For several months now, we’ve been reporting on variations on a theme: Authors submitting fake email addresses for potential peer reviewers, to ensure positive reviews. In August, for example, we broke the story of a Hyung-In Moon, who has now retracted 24 papers published by Informa because he managed to do his own peer review.
Now, Retraction Watch has learned that the Elsevier Editorial System (EES) was hacked sometime last month, leading to faked peer reviews and retractions — although the submitting authors don’t seem to have been at fault. As of now, eleven papers by authors in China, India, Iran, and Turkey have been retracted from three journals.
This article has been retracted: please see Elsevier Policy on Article Withdrawal (http://www.elsevier.com/locate/withdrawalpolicy).
This article has been retracted at the request of the Editor-in-Chief.
A referee’s report on which the editorial decision was made was found to be falsified. The referee’s report was submitted under the name of an established scientist who was not aware of the paper or the report, via a fictitious EES account. Because of the submission of a fake, but well-written and positive referee’s report, the Editor was misled into accepting the paper based upon the positive advice of what he assumed was a well-known expert in the field. This represents a clear violation of the fundamentals of the peer-review process, our publishing policies, and publishing ethics standards. The authors of this paper have been offered the option to re-submit their paper for legitimate peer review.
Optics & Laser Technology has run eight such notices, which are identical to one that ran in the Journal of Mathematical Analysis and Applications in August, except that the JMAA did not say the authors had been offered the option of resubmitting.
It’s unclear who wrote the fake reviews. The corresponding authors of two Optics & Laser Technology papers told us they had no idea.
We learned a bit more about what happened, though, when we saw correspondence between editor Andrea Cusano and the corresponding author of one of the papers.
Cusano told the author in an email that Elsevier had security problems last month.
…we were able to identify some fake reviewers and deactivate them [from] the system…
The reviews by these fake reviewers, not surprisingly, were done incorrectly, and were not up to the journal’s standards of quality. But the authors, Cusano said, were “innocent victims of this hacking problem,” so the journal retracted the papers, and decided to allow them to resubmit the manuscripts for new peer review.

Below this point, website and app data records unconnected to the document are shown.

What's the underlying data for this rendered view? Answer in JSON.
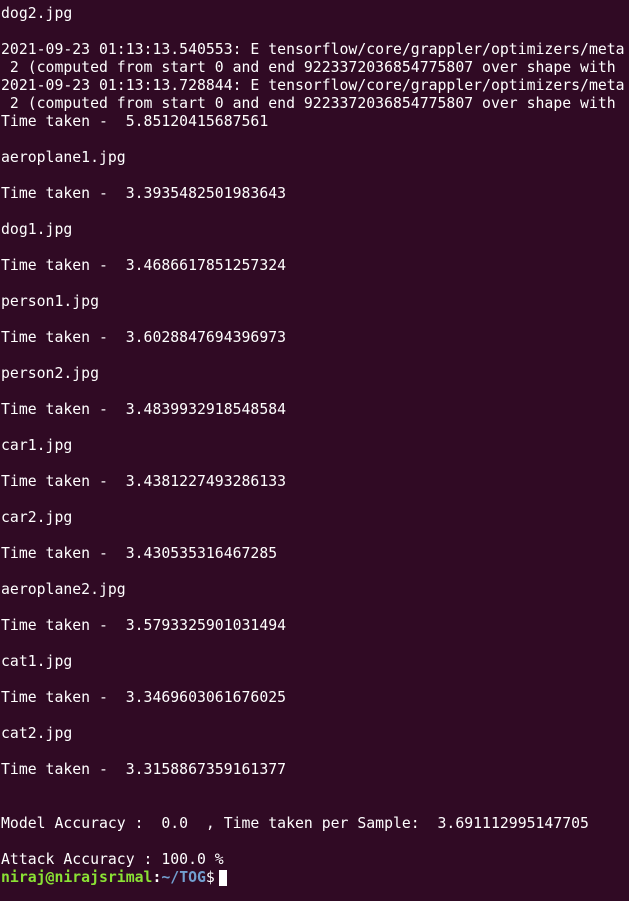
{
  "terminal": {
    "lines": [
      "dog2.jpg",
      "",
      "2021-09-23 01:13:13.540553: E tensorflow/core/grappler/optimizers/meta",
      " 2 (computed from start 0 and end 9223372036854775807 over shape with",
      "2021-09-23 01:13:13.728844: E tensorflow/core/grappler/optimizers/meta",
      " 2 (computed from start 0 and end 9223372036854775807 over shape with",
      "Time taken -  5.85120415687561",
      "",
      "aeroplane1.jpg",
      "",
      "Time taken -  3.3935482501983643",
      "",
      "dog1.jpg",
      "",
      "Time taken -  3.4686617851257324",
      "",
      "person1.jpg",
      "",
      "Time taken -  3.6028847694396973",
      "",
      "person2.jpg",
      "",
      "Time taken -  3.4839932918548584",
      "",
      "car1.jpg",
      "",
      "Time taken -  3.4381227493286133",
      "",
      "car2.jpg",
      "",
      "Time taken -  3.430535316467285",
      "",
      "aeroplane2.jpg",
      "",
      "Time taken -  3.5793325901031494",
      "",
      "cat1.jpg",
      "",
      "Time taken -  3.3469603061676025",
      "",
      "cat2.jpg",
      "",
      "Time taken -  3.3158867359161377",
      "",
      "",
      "Model Accuracy :  0.0  , Time taken per Sample:  3.691112995147705",
      "",
      "Attack Accuracy : 100.0 %"
    ],
    "prompt": {
      "user_host": "niraj@nirajsrimal",
      "colon": ":",
      "path": "~/TOG",
      "dollar": "$"
    },
    "colors": {
      "background": "#300a24",
      "text": "#ffffff",
      "user_host": "#8ae234",
      "path": "#729fcf"
    }
  }
}
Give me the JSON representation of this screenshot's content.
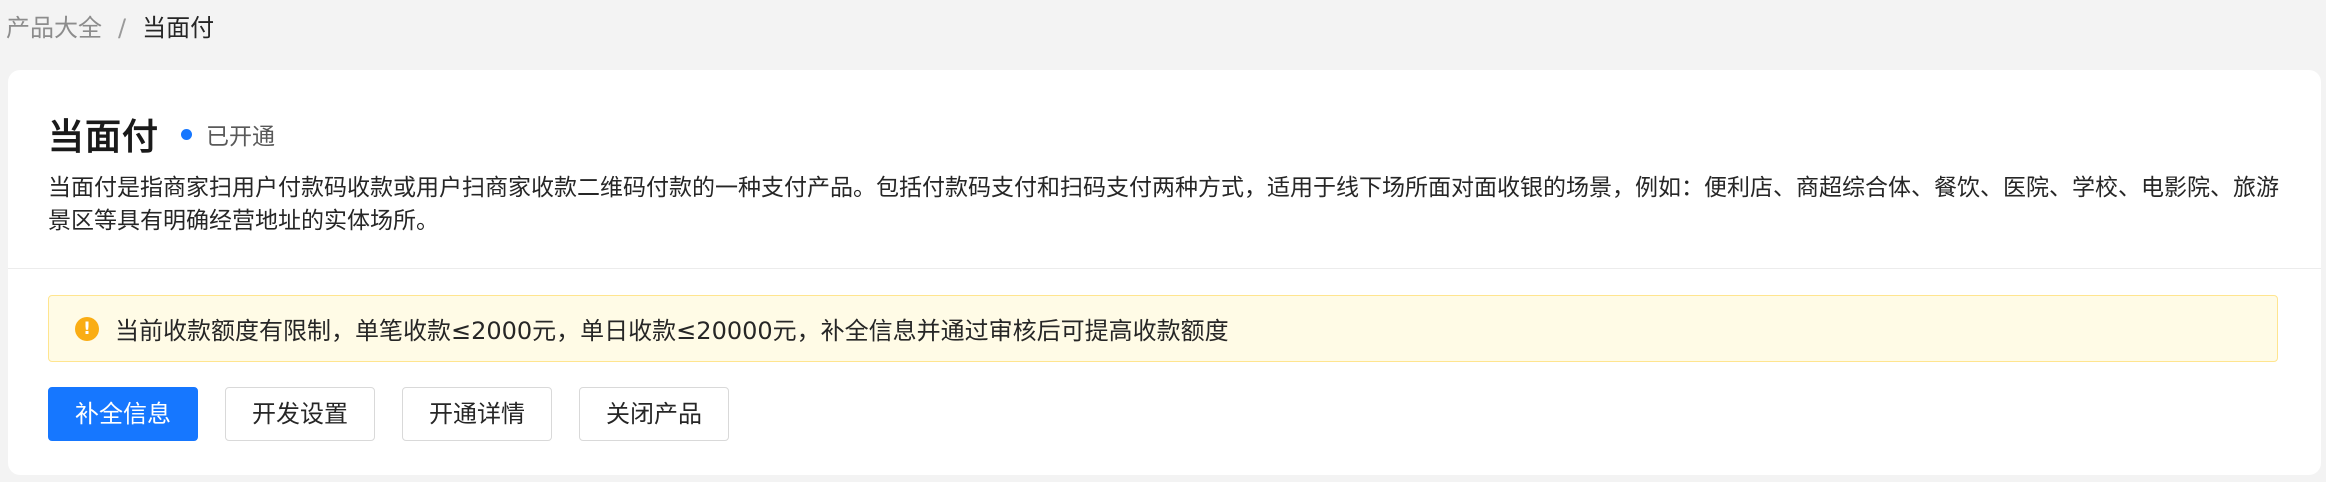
{
  "breadcrumb": {
    "parent": "产品大全",
    "separator": "/",
    "current": "当面付"
  },
  "product": {
    "title": "当面付",
    "status": "已开通",
    "status_color": "#1677ff",
    "description": "当面付是指商家扫用户付款码收款或用户扫商家收款二维码付款的一种支付产品。包括付款码支付和扫码支付两种方式，适用于线下场所面对面收银的场景，例如：便利店、商超综合体、餐饮、医院、学校、电影院、旅游景区等具有明确经营地址的实体场所。"
  },
  "alert": {
    "icon": "exclamation-circle-icon",
    "icon_glyph": "!",
    "icon_color": "#faad14",
    "text": "当前收款额度有限制，单笔收款≤2000元，单日收款≤20000元，补全信息并通过审核后可提高收款额度"
  },
  "actions": {
    "complete_info": "补全信息",
    "dev_settings": "开发设置",
    "activation_details": "开通详情",
    "close_product": "关闭产品"
  },
  "colors": {
    "primary": "#1677ff",
    "warning_bg": "#fffbe6",
    "warning_border": "#ffe58f"
  }
}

Cusano wrote in the email that his team
will receive a very honest review process in less than one month form the initial submission date.
Elsevier opted for something called the consolidated profile to avoid the problem in the future, Cusano wrote. And Elsevier tells Retraction Watch that “measures have been taken to prevent this from happening again.”

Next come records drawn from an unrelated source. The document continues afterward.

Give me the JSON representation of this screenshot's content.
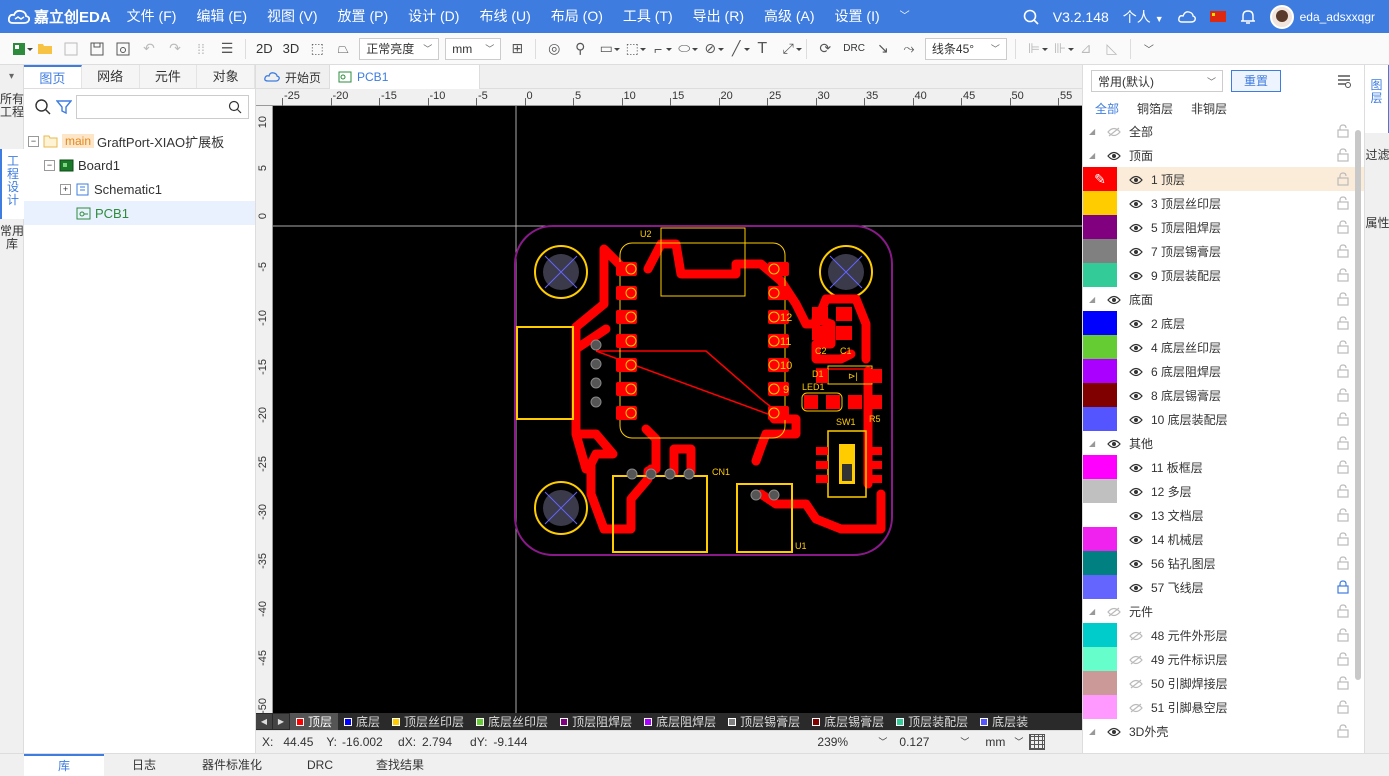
{
  "app": {
    "logo_text": "嘉立创EDA",
    "version": "V3.2.148",
    "account_mode": "个人",
    "username": "eda_adsxxqgr"
  },
  "menu": [
    "文件 (F)",
    "编辑 (E)",
    "视图 (V)",
    "放置 (P)",
    "设计 (D)",
    "布线 (U)",
    "布局 (O)",
    "工具 (T)",
    "导出 (R)",
    "高级 (A)",
    "设置 (I)"
  ],
  "toolbar": {
    "view_2d": "2D",
    "view_3d": "3D",
    "brightness": "正常亮度",
    "unit": "mm",
    "drc": "DRC",
    "route_mode": "线条45°"
  },
  "left_vtabs": [
    "所有工程",
    "工程设计",
    "常用库"
  ],
  "left_panel": {
    "tabs": [
      "图页",
      "网络",
      "元件",
      "对象"
    ],
    "tree": {
      "tag": "main",
      "project": "GraftPort-XIAO扩展板",
      "board": "Board1",
      "schematic": "Schematic1",
      "pcb": "PCB1"
    }
  },
  "doc_tabs": [
    "开始页",
    "PCB1"
  ],
  "ruler": {
    "h": [
      "-25",
      "-20",
      "-15",
      "-10",
      "-5",
      "0",
      "5",
      "10",
      "15",
      "20",
      "25",
      "30",
      "35",
      "40",
      "45",
      "50",
      "55"
    ],
    "v": [
      "10",
      "5",
      "0",
      "-5",
      "-10",
      "-15",
      "-20",
      "-25",
      "-30",
      "-35",
      "-40",
      "-45",
      "-50"
    ]
  },
  "pcb_labels": {
    "u2": "U2",
    "c2": "C2",
    "c1": "C1",
    "d1": "D1",
    "led1": "LED1",
    "sw1": "SW1",
    "r5": "R5",
    "cn1": "CN1",
    "u1": "U1",
    "pin12": "12",
    "pin11": "11",
    "pin10": "10",
    "pin9": "9"
  },
  "layer_bar": [
    {
      "name": "顶层",
      "color": "#ff0000"
    },
    {
      "name": "底层",
      "color": "#0000ff"
    },
    {
      "name": "顶层丝印层",
      "color": "#ffcc00"
    },
    {
      "name": "底层丝印层",
      "color": "#66cc33"
    },
    {
      "name": "顶层阻焊层",
      "color": "#800080"
    },
    {
      "name": "底层阻焊层",
      "color": "#aa00ff"
    },
    {
      "name": "顶层锡膏层",
      "color": "#808080"
    },
    {
      "name": "底层锡膏层",
      "color": "#800000"
    },
    {
      "name": "顶层装配层",
      "color": "#33cc99"
    },
    {
      "name": "底层装",
      "color": "#5555ff"
    }
  ],
  "status": {
    "x_label": "X:",
    "x": "44.45",
    "y_label": "Y:",
    "y": "-16.002",
    "dx_label": "dX:",
    "dx": "2.794",
    "dy_label": "dY:",
    "dy": "-9.144",
    "zoom": "239%",
    "grid": "0.127",
    "unit": "mm"
  },
  "bottom_tabs": [
    "库",
    "日志",
    "器件标准化",
    "DRC",
    "查找结果"
  ],
  "right_panel": {
    "preset": "常用(默认)",
    "reset": "重置",
    "filters": [
      "全部",
      "铜箔层",
      "非铜层"
    ],
    "layers": [
      {
        "type": "group",
        "name": "全部",
        "hidden": true
      },
      {
        "type": "group",
        "name": "顶面"
      },
      {
        "type": "layer",
        "name": "1 顶层",
        "color": "#ff0000",
        "active": true
      },
      {
        "type": "layer",
        "name": "3 顶层丝印层",
        "color": "#ffcc00"
      },
      {
        "type": "layer",
        "name": "5 顶层阻焊层",
        "color": "#800080"
      },
      {
        "type": "layer",
        "name": "7 顶层锡膏层",
        "color": "#808080"
      },
      {
        "type": "layer",
        "name": "9 顶层装配层",
        "color": "#33cc99"
      },
      {
        "type": "group",
        "name": "底面"
      },
      {
        "type": "layer",
        "name": "2 底层",
        "color": "#0000ff"
      },
      {
        "type": "layer",
        "name": "4 底层丝印层",
        "color": "#66cc33"
      },
      {
        "type": "layer",
        "name": "6 底层阻焊层",
        "color": "#aa00ff"
      },
      {
        "type": "layer",
        "name": "8 底层锡膏层",
        "color": "#800000"
      },
      {
        "type": "layer",
        "name": "10 底层装配层",
        "color": "#5555ff"
      },
      {
        "type": "group",
        "name": "其他"
      },
      {
        "type": "layer",
        "name": "11 板框层",
        "color": "#ff00ff"
      },
      {
        "type": "layer",
        "name": "12 多层",
        "color": "#c0c0c0"
      },
      {
        "type": "layer",
        "name": "13 文档层",
        "color": "#ffffff"
      },
      {
        "type": "layer",
        "name": "14 机械层",
        "color": "#f022f0"
      },
      {
        "type": "layer",
        "name": "56 钻孔图层",
        "color": "#008080"
      },
      {
        "type": "layer",
        "name": "57 飞线层",
        "color": "#6464ff",
        "locked": true
      },
      {
        "type": "group",
        "name": "元件",
        "hidden": true
      },
      {
        "type": "layer",
        "name": "48 元件外形层",
        "color": "#00cccc",
        "hidden": true
      },
      {
        "type": "layer",
        "name": "49 元件标识层",
        "color": "#66ffcc",
        "hidden": true
      },
      {
        "type": "layer",
        "name": "50 引脚焊接层",
        "color": "#cc9999",
        "hidden": true
      },
      {
        "type": "layer",
        "name": "51 引脚悬空层",
        "color": "#ff99ff",
        "hidden": true
      },
      {
        "type": "group",
        "name": "3D外壳"
      }
    ]
  },
  "right_vtabs": [
    "图层",
    "过滤",
    "属性"
  ]
}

It’s unclear what the EES hacker’s goals were. It seems odd to hack the system to write a “well-written and positive referee’s report.” So far, Elsevier said, it has not seen a direct connection between the fake reviewers and the authors.
Update, 2:10 p.m. Eastern, 12/11/11: A few people, on Twitter and in the comments, have questioned whether this was really hacking, or just email spoofing. We had the same question when we were reporting this post, so we let Elsevier know that we had a journal editor calling this “hacking.” They didn’t suggest any clarifications or corrections.
Update, 4:30 Eastern, 12/12/12: Elsevier’s Tom Reller has more details on this incident. From his post at Elsevier Connect (which is worth a read):
What happened here is that in late October, one of the editors of Optics & Laser Technology (JOLT) alerted our EES team that reviewers for two of his assigned submissions had been invited but not by him. Our team immediately launched an investigation and discovered that someone had been able to retrieve the EES username and password information for this editor.